ANDY HILLBURN FUNERAL ARRANGEMENTSMarch 6, 2023
KEITH LONGMay 1, 2023
Gerry Murphy’s match report from the home defeat to Chobham.
TRINITY 21 CHOBHAM 40
Trinity had the better of the opening exchanges and a strong run by Farooq Agbalaya gained a promising field position. However,Chobham hacked a loose ball into the home half and then Trinity were penalised in the scrum. Chobham kicked to the corner, mauled well from the line out and scored. A fine conversion from far out gave them a 7-0 lead after 6 minutes.
Mids were soon back on the attack and a succession of powerful scrums had their opponents in disarray. The line out was working better with George Daniels securing good ball. Chobham were repeatedly penalised in their own 22 as the home scrum turned the screw. Eventually the referee had enough and awarded a penalty try to tie the scores after 14 minutes. Trinity continued to have the better of things and Temi Okenla made the first of his several strong runs of the afternoon. The scrum was doing magnificently but the line out was still not quite good enough and Chobham were able to survive. After 20 minutes the visitors got into the Trinity half and drove a maul a full 20 metres before recycling well and scoring under the posts.
Trinity replied with some good running and deft passing and, playing advantage, Harry Wilson’s chip through was just too strong for the Mids support following up. They declined the penalty and went to the corner but the line out was lost and again Chobham were let off the hook. Their next chance came when Daniels won a better line out and the ball was moved smartly left. A sudden change of direction saw Daniels do a fine pick-up off his toes before unloading to Jacques Bryant who was flying up on the right and was unstoppable. Jack Greenwood kicked a solid conversion, and the teams were level again at 14-14 on the half hour. Trinity pressed well for the remainder of the half though the visitors broke away twice and only good tackles by Wilson and Ali Hall saw off the danger. James Jenkind made a sharp run down the right where he eluded several tackles, but Chobham held out. Trinity were disappointed that they did not turn their dominance into scores and an injury to Agbalaya was a big blow which added to the problems due to earlier injuries to two good carriers in Connor McGrath and Adam Stammers.

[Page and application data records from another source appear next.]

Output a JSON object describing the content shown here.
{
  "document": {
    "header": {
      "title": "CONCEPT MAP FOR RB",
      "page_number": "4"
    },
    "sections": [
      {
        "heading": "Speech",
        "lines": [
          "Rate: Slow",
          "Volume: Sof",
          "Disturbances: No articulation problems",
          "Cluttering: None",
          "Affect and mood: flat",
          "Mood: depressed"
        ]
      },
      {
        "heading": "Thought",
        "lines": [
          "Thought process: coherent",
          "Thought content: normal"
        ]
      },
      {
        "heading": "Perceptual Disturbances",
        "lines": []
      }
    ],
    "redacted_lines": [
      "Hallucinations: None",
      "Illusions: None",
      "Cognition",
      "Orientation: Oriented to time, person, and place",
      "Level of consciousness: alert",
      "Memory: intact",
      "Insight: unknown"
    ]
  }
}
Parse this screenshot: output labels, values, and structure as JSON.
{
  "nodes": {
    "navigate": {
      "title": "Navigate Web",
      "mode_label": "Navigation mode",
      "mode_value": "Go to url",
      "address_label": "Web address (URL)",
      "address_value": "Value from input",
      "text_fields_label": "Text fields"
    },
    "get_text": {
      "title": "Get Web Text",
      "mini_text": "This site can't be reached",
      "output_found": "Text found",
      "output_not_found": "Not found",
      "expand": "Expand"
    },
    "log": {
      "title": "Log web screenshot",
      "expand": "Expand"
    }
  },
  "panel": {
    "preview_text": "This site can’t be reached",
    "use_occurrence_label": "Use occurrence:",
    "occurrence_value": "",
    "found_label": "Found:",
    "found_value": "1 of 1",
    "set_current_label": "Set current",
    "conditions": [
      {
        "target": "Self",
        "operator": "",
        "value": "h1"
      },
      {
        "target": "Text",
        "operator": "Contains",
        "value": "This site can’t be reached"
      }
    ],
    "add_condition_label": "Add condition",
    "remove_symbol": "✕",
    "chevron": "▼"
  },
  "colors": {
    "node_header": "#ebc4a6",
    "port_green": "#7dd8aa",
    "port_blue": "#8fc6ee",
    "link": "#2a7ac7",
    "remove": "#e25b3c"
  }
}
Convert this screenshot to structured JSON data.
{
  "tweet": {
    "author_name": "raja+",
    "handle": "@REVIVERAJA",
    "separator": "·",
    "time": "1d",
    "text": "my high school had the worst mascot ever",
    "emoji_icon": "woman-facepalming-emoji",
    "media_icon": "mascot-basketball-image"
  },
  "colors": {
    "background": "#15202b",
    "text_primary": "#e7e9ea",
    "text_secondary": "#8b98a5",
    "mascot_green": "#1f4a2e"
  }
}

Trinity started the second half well and ran the ball. Bryant made another good burst, but things changed dramatically when a line out and maul created space for Chobham and their elusive scrum half danced over. Another fine kick from the touchline put them 21-14 ahead. Jack Greenwood produced a fine weaving run when he fielded a high ball and Chobham’s line out, which had been rock solid made a couple of mistakes as Daniels competed well. In general, however, the visitors were at an advantage territorially and, when Trinity were penalised in midfield the scrum half took a quick tap and outfoxed the defence to score the bonus point try. Trinity felt they should not be so far adrift, given the work they had put in up to this point. They deservedly got back in the game when Hall won a long throw to the back of the line out and, after the ball was moved left, Marc McEvilly produced a lovely sidestep and sped to the line. Greenwood’s conversion narrowed the gap and home supporters looked forward to more.
It was not to be, however. The visitors, who had been annihilated in the scrums earlier found a way of holding their own and, in fact, drove the Trinity eight back on a number of occasions. Trinity resisted well with a turnover from Ollie Hubbard, some stout resistance from Ben Vaillant and Okenla, as usual, giving everything in tackles and counterattacks. The injuries too, were taking their toll and the vistiors put the game out of reach with two further tries before the end.
Trinity will take heart from their performance against one of the strongest teams in the league but will need to reflect on a number of defeats where they have been outplayed later in the game, having been in contention. Quite a few results have shown heavy defeats which have not been a reflection of what took place on the field. The opposition have generally been more clinical and taken their chances.